Posted On: Mon, Jan-01-2001
Written By: jonny
Title: PC Troubleshooting: No power
Introduction: Fans are not spinning or anything? Here's some troubleshooting to help you with a computer that refuses to power up.
Page 1: In most cases, if all you have is a motherboard and a power supply, the PC should still power up. I've found there are some instances where at least a CPU needs to be present, but if worst comes to worst, you can usually get the machine stripped down to this point and get some sort of POST or figure out if the motherboard or power supply are completely dead.
We'll tackle stripping the PC down as a last resort. The first thing we want to check is the clear CMOS jumper. When an ATX motherboard has it's CMOS jumper in the clear position, it will likely not power up. I'll also have you know that many motherboard manuals I have read have been WRONG when describing what the normal position is on a CMOS jumper, so when in doubt TRY THE MOTHERBOARD WITH THE JUMPER IN BOTH POSITIONS.
The manual not only may be unclear about the clear CMOS jumper, but also where your power switch may go on the board. If you're using an ATX motherboard and case, it's not like an AT case where a mechanical switch turns the PC on and off. The power switch on the front of the case actually shorts two pins on the motherboard that it turn "tells" the power supply to turn on. Double check where you have this power switch hooked up and if you're certain that it is hooked up to the correct two pins, and there is no polarity on this switch, you could essentially remove the switch and by pass it's function by touching the two pins together with something metal (the tip of your screw driver, pliers, knife, etc.).
If this does not work, the next thing to check is your IDE cables. A dead drive or a backwards IDE cable can prevent a board from powering up. There's juice going through those IDE cables as well as data signals, so for troubleshooting purposes, disconnect all of your drive cables, both IDE and floppy.
If doing this worked, then it might be safe to assume that one of your drives are bad, or perhaps a bad cable. Check the way your drives are plugged in. Make sure that the red stripe on each IDE cable is towards pin 1 on each IDE drive and each connector on the board. Plug the drives back in one at a time.
If your PC is still not powering up, then we need to pull all of the cards out of the machine as to make sure that there are no cards grounding out the PC. At thins point, we should only have a power supply, a stick of RAM and a CPU in a motherboard mounted in a case.
Still no power? Wow man! You've got issues!
The next thing we need to check is the board itself. Pull the motherboard from the case. Maybe it's grounding out somewhere. Perhaps there's an extra stand off screwed into the case. What's a stand off? You did use stand offs, didn't you?
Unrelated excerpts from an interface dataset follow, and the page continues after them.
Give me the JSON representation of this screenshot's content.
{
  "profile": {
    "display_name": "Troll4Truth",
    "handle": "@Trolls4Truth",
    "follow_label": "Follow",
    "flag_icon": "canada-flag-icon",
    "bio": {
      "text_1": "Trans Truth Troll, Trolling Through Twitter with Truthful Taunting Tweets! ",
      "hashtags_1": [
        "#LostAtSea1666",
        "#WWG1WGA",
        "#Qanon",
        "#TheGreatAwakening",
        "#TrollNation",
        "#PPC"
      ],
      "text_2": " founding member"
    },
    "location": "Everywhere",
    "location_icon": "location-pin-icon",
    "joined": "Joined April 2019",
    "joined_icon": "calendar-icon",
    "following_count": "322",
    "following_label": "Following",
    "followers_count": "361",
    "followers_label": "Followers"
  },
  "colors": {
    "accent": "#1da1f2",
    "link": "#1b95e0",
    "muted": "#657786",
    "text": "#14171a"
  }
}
Try the motherboard, still stripped of it's cards, outside of the case sitting on just a box or table top or anything that WOULD NOT conduct electricity. Double check that CMOS jumper again too!
If the motherboard is STILL not powering up, then we know, at this juncture, that the problem is either the motherboard or the power supply.
To test the power supply, you can do this: Unplug the power connector from the motherboard. Connect the green and black wires on the power connector with a paper clip or a piece of wire. If the power supply fan kicks in, the power supply is probably good and your problem is likely the motherboard. If the fan on the power supply remains still, you may just have a dead power supply.
NOTE: Many boards today have a "standby LED." Just because this is lit doesn't mean that the PSU and/or motherboard is working. It only means the motherboard is receiving +5VSB from the power supply.